PROMPT
Skip the pictures. Copy all the rest of the records down exactly.

# # # # # # #

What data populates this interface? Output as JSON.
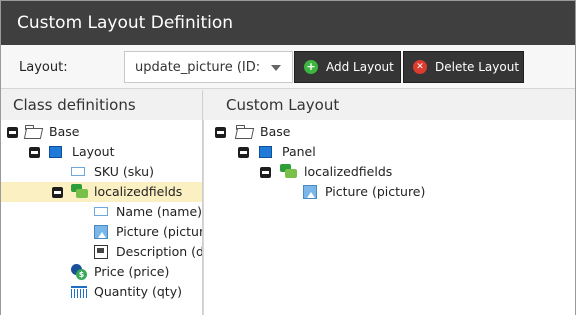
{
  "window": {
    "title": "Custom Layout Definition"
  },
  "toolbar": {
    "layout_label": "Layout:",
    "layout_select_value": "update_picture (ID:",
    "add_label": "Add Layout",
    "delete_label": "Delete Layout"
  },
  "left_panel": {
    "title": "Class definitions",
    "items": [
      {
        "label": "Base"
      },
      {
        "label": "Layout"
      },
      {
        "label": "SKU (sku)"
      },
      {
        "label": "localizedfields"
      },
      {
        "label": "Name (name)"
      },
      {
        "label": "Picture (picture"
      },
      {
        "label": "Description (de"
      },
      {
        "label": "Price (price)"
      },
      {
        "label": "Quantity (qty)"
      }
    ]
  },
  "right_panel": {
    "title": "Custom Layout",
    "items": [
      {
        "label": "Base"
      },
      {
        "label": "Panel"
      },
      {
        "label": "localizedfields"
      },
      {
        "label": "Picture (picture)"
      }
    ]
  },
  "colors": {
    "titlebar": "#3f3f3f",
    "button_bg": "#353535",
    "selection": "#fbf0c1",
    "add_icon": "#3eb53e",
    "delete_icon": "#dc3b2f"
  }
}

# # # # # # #

SOLUTION TO THE PROBLEM
What data populates this interface? Output as JSON.
{
  "window": {
    "title": "Custom Layout Definition"
  },
  "toolbar": {
    "layout_label": "Layout:",
    "layout_select_value": "update_picture (ID:",
    "add_label": "Add Layout",
    "delete_label": "Delete Layout"
  },
  "left_panel": {
    "title": "Class definitions",
    "items": [
      {
        "label": "Base"
      },
      {
        "label": "Layout"
      },
      {
        "label": "SKU (sku)"
      },
      {
        "label": "localizedfields"
      },
      {
        "label": "Name (name)"
      },
      {
        "label": "Picture (picture"
      },
      {
        "label": "Description (de"
      },
      {
        "label": "Price (price)"
      },
      {
        "label": "Quantity (qty)"
      }
    ]
  },
  "right_panel": {
    "title": "Custom Layout",
    "items": [
      {
        "label": "Base"
      },
      {
        "label": "Panel"
      },
      {
        "label": "localizedfields"
      },
      {
        "label": "Picture (picture)"
      }
    ]
  },
  "colors": {
    "titlebar": "#3f3f3f",
    "button_bg": "#353535",
    "selection": "#fbf0c1",
    "add_icon": "#3eb53e",
    "delete_icon": "#dc3b2f"
  }
}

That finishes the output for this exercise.